Film in the Colony Symposium: New Zealand, South Africa, Australia, 1890s to 1940s.
13-14 July 2017 at Ngā Taonga Sound and Vision, Wellington.
The early decades of cinema (1890s to 1940s) coincide with the late colonial periods of New Zealand, Australia and South Africa. In each colony, films were made about indigenous peoples, and their relationships with settlers. Some were historical films; others documented, or capitalised on, indigenous life by drawing on legends or scenes of traditional life; others developed fictional narratives. This symposium investigates the uses of locally-made moving images, for colonies-becoming-nations, and for indigenous communities and their sense of cultural belonging.
How did the involvement of indigenous peoples in the film-making process open out new understandings of collaboration, co-creativity and cross-cultural exchange? Did indigenous people make their own films? What were the implications and outcomes of filming traditional stories on historical locations, or within contemporary communities? How were productions received by local audiences, then and now?
For this symposium we invite papers that investigate the cross-cultural dimensions of film in the colonial context. We welcome contributions from a variety of disciplines and backgrounds, such as film studies, history, Māori and/or indigenous studies, anthropology, archives, screen industries and communities.

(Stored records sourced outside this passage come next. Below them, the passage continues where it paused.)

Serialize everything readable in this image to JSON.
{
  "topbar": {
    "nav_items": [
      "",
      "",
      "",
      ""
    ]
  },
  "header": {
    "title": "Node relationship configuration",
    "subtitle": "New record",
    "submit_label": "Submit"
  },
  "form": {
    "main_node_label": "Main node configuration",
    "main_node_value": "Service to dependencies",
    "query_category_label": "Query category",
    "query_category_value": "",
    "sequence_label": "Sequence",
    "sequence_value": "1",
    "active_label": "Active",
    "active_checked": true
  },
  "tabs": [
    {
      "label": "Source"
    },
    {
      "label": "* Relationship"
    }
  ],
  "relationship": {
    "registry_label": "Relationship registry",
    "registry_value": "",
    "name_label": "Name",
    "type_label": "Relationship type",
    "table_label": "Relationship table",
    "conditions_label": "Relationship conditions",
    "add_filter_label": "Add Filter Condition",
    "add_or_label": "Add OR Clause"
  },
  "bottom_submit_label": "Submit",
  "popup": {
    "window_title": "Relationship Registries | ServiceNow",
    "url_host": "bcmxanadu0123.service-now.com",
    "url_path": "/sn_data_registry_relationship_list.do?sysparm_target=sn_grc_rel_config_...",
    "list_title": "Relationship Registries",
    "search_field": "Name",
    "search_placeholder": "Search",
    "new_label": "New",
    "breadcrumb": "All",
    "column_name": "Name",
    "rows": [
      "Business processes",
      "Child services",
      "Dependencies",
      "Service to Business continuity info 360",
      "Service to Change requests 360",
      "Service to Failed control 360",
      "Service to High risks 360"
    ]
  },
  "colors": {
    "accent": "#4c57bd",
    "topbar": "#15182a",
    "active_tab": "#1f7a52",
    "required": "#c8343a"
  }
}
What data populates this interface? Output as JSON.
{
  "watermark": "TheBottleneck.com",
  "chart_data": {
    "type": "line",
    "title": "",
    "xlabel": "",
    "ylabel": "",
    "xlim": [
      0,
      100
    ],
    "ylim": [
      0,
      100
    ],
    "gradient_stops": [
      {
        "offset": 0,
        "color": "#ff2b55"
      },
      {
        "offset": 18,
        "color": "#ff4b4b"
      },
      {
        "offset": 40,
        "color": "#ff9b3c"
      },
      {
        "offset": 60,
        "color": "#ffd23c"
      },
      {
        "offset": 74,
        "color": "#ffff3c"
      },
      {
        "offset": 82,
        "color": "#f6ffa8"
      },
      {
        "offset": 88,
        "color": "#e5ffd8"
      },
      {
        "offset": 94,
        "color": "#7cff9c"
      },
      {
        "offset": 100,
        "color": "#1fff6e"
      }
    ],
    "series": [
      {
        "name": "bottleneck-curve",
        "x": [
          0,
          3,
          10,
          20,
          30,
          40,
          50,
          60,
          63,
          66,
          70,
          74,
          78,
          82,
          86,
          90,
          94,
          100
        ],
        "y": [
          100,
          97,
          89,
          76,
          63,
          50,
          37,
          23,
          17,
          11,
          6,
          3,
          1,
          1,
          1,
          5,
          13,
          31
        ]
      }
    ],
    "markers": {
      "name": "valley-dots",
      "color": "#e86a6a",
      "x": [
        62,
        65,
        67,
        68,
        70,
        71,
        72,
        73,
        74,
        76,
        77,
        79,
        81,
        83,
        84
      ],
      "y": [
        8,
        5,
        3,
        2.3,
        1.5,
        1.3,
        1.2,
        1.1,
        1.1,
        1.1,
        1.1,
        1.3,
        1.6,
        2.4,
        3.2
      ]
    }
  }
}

Find out more about the symposium and how to submit an abstract here: http://www.ngataonga.org.nz/about/news/film-in-the-colony. Due by 25 March.